4.7 If members do agree to permit third party reliance, they should be as specific as possible about who the permitted third parties are - permitting an entire 'class' of third parties to rely on the advice will add greater risk. Appendix C8 comments on what members should do if asked to issue a fee invoice to a third party.

4.8 Where RICS members do permit third party reliance, this should be done in a way that ensures:

  • the member will not have a liability to the third party greater than that it would otherwise have had to its client and
  • the third party understands and acknowledges (if it is the case) that the firm has not provided fresh advice and the effective date has not changed simply by the act of permitting third party reliance
  • the third party is bound by the terms and conditions of the firm's contract with its client (including the liability cap) and any liability cap is in aggregate in respect of claims by the original client and third parties
  • the purpose for which the advice has been provided has not altered simply by permitting third party reliance
  • that if there have been any changes to the advice given these are communicated clearly to the third party as well as the original client.
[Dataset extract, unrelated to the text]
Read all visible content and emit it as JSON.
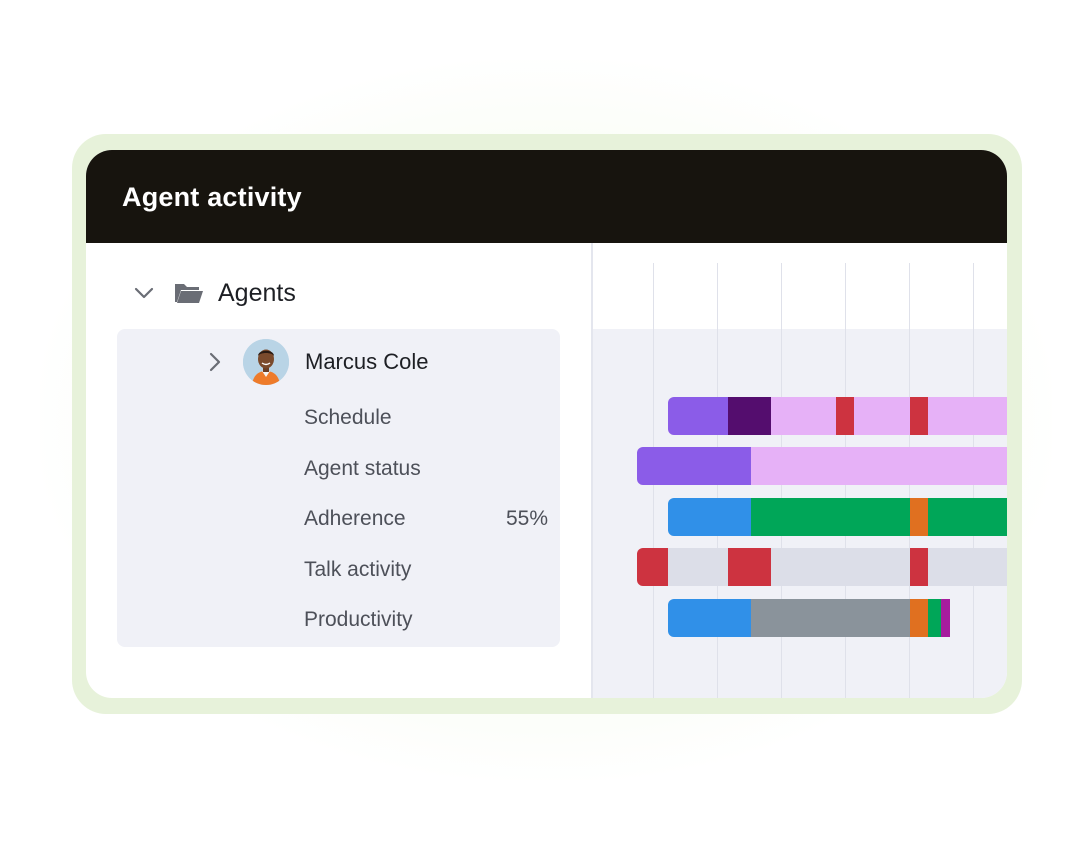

4.9 In considering whether to permit third party reliance, it is important for members to bear in mind the scope of their PII. The RICS Minimum Terms permit PII insurers to limit the cover available for claims brought by third parties to whom the contract has been assigned; the Minimum Terms require cover for assignments only where given to a financier or funding party and for only two successive assignments. Members should take specialist advice from insurance brokers or solicitors if they decide to permit third party reliance in the course of their practice, as they may need broader insurance cover.
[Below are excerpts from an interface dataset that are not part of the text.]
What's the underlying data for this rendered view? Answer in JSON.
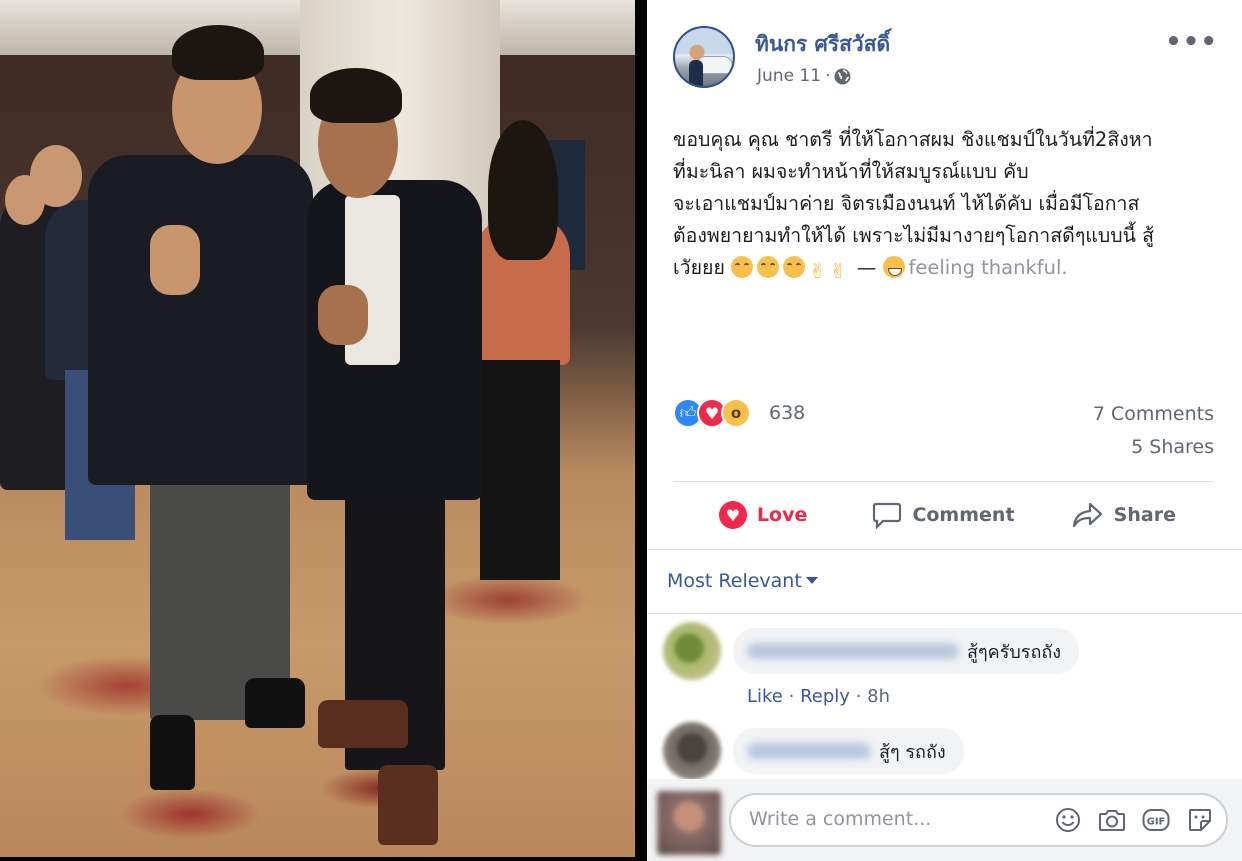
{
  "post": {
    "author": "ทินกร ศรีสวัสดิ์",
    "date": "June 11",
    "separator": "·",
    "more_icon": "•••",
    "text_main": "ขอบคุณ คุณ ชาตรี ที่ให้โอกาสผม ชิงแชมป์ในวันที่2สิงหา\nที่มะนิลา ผมจะทำหน้าที่ให้สมบูรณ์แบบ คับ\nจะเอาแชมป์มาค่าย จิตรเมืองนนท์ ไห้ได้คับ เมื่อมีโอกาส\nต้องพยายามทำให้ได้ เพราะไม่มีมางายๆโอกาสดีๆแบบนี้ สู้\nเวัยยย ",
    "emojis": [
      "smile",
      "smile",
      "smile",
      "victory",
      "victory"
    ],
    "dash": "—",
    "feeling_emoji": "grin",
    "feeling": "feeling thankful."
  },
  "reactions": {
    "icons": [
      "like-icon",
      "love-icon",
      "wow-icon"
    ],
    "count": "638",
    "comments": "7 Comments",
    "shares": "5 Shares"
  },
  "actions": {
    "love": "Love",
    "comment": "Comment",
    "share": "Share"
  },
  "comments": {
    "sort_label": "Most Relevant",
    "items": [
      {
        "text": "สู้ๆครับรถถัง",
        "like": "Like",
        "reply": "Reply",
        "dot": "·",
        "time": "8h"
      },
      {
        "text": "สู้ๆ รถถัง"
      }
    ]
  },
  "composer": {
    "placeholder": "Write a comment...",
    "icons": [
      "emoji-icon",
      "camera-icon",
      "gif-icon",
      "sticker-icon"
    ],
    "gif_label": "GIF"
  },
  "colors": {
    "link_blue": "#385898",
    "love_red": "#f0284a",
    "like_blue": "#2d88ff",
    "text": "#1c1e21",
    "muted": "#606770"
  }
}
4.10 This is particularly important if members permit reliance on valuations for the purposes of the securitisation of loans, loan syndication, stock exchange listing and other investment memoranda. Depending on their structure, those processes may entail transfer of loans, and assignment to the buyer of the loans of the ability to bring negligence claims against the original valuer. If a firm has only the 'two assignments' cover of the Minimum Terms, that may not be enough. Members should therefore review their individual insurance arrangements to verify whether they are suitable for their practice.

4.11 If a fee is being paid by a third party, it is important that members consider whether their client requires that third party to be entitled to rely on the advice. If not, the engagement letter and advice should make that clear, because otherwise the third party may seek to argue that they are entitled to rely on the advice by reason of having paid the fee.

4.12 Like all decisions involving risk, members should consider whether permitting third party reliance should, where practical or possible, command an additional fee to cover the relevant insurance cost and any additional risk.